> [EXERCISE PROMPT]: Among the lines below, return each one that contains the word "screenshot".

+++ RECORDS FOR THE TASK +++

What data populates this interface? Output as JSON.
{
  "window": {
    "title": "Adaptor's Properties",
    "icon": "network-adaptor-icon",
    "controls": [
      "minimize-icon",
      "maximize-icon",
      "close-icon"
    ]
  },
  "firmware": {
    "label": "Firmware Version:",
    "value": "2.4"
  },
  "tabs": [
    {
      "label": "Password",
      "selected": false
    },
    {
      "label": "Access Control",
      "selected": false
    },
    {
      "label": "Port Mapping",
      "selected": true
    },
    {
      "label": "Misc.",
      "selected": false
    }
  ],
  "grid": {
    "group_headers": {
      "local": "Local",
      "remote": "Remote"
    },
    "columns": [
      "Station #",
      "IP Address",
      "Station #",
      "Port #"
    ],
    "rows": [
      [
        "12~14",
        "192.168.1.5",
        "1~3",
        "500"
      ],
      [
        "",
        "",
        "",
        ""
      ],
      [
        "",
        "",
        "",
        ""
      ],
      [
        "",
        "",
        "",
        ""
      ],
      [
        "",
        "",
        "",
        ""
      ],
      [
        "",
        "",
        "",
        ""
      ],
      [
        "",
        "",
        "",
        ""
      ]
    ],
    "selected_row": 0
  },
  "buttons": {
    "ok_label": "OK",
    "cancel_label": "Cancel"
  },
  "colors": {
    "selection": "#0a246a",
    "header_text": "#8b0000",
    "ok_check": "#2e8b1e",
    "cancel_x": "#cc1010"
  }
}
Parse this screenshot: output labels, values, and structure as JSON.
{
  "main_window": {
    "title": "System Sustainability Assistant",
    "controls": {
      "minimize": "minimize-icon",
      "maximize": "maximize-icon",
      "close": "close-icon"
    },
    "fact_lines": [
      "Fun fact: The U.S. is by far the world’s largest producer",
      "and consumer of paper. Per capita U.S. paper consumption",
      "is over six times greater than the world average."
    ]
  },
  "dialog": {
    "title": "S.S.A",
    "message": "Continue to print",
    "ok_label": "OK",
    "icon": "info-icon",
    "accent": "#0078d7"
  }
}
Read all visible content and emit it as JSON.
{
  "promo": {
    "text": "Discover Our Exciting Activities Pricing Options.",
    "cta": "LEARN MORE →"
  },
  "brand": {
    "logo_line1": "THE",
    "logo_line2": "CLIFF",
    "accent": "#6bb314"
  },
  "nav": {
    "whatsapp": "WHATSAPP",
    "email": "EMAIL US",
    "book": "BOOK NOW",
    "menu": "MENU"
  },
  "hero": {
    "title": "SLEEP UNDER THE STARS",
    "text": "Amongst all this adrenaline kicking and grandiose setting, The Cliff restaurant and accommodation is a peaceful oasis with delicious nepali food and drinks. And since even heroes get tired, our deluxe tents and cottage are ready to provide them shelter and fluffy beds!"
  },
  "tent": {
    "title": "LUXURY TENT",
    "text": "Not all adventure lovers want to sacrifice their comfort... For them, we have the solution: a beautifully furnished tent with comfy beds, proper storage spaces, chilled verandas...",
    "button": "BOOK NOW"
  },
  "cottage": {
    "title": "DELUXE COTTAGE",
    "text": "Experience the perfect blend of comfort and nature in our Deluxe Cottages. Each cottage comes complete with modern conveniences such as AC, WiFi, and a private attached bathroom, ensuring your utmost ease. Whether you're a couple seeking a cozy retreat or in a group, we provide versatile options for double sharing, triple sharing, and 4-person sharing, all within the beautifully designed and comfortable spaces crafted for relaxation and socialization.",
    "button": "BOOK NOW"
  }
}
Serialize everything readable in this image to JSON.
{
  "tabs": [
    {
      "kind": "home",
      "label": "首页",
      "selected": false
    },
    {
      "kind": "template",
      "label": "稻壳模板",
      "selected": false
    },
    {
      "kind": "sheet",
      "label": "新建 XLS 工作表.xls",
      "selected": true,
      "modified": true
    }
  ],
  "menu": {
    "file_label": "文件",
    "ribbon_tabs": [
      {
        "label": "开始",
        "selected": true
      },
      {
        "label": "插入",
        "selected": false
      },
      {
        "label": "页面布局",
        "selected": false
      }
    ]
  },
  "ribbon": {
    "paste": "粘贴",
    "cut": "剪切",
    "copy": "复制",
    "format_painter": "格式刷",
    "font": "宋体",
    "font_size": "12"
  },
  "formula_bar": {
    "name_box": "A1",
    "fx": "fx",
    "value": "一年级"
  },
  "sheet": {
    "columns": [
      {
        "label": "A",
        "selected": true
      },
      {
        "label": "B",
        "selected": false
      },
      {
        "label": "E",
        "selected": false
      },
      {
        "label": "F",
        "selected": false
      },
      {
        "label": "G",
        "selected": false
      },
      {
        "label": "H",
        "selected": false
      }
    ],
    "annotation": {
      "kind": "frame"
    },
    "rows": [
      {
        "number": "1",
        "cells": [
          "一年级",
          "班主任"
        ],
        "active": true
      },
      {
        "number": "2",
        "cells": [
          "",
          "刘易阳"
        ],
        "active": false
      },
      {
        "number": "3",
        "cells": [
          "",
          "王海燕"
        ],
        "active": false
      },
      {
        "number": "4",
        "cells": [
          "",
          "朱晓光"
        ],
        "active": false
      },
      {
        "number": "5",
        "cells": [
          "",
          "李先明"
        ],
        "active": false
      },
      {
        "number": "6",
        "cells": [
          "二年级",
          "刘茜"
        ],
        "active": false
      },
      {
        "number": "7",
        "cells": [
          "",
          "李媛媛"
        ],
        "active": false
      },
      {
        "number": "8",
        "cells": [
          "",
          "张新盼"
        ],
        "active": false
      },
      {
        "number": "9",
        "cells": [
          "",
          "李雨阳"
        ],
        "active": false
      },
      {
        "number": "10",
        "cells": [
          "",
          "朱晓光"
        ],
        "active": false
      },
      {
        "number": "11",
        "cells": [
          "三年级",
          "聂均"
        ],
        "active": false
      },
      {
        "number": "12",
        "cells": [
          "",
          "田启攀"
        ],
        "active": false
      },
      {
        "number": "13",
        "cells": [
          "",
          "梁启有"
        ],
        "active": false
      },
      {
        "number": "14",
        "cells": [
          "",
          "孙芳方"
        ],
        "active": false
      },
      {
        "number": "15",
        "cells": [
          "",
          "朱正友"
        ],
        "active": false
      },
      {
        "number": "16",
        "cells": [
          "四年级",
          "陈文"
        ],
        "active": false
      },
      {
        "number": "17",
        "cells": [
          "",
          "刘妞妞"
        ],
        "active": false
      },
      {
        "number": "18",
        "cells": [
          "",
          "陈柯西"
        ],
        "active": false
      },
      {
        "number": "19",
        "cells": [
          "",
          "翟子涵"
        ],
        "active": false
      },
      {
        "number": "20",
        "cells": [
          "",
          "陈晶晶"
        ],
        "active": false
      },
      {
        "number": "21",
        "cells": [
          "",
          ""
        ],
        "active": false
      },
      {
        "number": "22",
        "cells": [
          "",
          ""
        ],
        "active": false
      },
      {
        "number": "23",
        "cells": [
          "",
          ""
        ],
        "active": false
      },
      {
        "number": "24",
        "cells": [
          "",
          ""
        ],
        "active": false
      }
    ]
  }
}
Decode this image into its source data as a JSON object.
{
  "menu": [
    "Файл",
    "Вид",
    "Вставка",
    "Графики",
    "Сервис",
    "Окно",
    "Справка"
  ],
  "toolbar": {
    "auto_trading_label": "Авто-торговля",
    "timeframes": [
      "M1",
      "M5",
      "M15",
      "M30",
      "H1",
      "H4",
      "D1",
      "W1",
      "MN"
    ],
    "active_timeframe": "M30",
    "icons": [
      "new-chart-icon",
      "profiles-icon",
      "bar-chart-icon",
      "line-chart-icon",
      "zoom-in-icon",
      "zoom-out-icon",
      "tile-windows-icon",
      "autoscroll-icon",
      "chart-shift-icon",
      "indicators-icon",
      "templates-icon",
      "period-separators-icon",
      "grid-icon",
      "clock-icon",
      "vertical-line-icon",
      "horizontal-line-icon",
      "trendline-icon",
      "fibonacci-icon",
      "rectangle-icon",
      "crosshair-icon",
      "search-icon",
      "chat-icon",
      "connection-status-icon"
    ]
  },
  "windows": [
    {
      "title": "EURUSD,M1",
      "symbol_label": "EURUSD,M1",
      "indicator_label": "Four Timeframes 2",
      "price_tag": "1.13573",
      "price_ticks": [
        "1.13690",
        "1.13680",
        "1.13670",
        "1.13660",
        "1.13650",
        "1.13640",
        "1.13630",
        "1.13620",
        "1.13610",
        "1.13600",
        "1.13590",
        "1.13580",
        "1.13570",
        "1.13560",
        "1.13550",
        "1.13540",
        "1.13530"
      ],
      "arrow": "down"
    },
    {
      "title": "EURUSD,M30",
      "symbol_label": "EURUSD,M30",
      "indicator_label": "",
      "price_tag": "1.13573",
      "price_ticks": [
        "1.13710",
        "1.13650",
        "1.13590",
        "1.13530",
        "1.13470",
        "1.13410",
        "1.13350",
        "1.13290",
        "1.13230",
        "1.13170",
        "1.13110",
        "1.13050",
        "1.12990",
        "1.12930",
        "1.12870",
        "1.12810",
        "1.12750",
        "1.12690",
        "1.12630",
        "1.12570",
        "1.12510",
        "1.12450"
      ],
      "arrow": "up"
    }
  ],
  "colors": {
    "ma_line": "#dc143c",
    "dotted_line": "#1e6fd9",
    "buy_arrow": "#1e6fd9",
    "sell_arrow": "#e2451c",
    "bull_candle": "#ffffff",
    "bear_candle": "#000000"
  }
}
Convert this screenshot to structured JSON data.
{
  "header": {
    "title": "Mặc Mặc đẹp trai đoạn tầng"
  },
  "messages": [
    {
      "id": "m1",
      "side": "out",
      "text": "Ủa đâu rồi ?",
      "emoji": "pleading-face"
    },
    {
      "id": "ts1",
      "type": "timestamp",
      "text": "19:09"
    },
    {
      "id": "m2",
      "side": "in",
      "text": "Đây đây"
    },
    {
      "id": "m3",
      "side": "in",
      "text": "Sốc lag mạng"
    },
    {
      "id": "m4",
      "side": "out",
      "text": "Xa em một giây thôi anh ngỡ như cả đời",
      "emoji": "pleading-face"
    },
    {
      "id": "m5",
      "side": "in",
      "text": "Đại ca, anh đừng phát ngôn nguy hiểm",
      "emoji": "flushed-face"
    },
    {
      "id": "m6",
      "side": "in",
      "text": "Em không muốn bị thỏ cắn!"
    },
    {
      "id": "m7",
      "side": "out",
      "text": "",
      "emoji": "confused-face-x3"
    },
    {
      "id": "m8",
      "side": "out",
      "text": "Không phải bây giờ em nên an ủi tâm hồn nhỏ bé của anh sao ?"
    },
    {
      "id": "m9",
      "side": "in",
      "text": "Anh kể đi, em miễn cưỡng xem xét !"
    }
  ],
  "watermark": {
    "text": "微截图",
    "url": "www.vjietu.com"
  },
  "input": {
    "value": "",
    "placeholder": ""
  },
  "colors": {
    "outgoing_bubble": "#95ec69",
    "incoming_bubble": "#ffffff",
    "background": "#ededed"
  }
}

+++

> [EXPECTED OUTPUT]:
Parse this screenshot: output labels, values, and structure as JSON.
Convert this screenshot to structured JSON data.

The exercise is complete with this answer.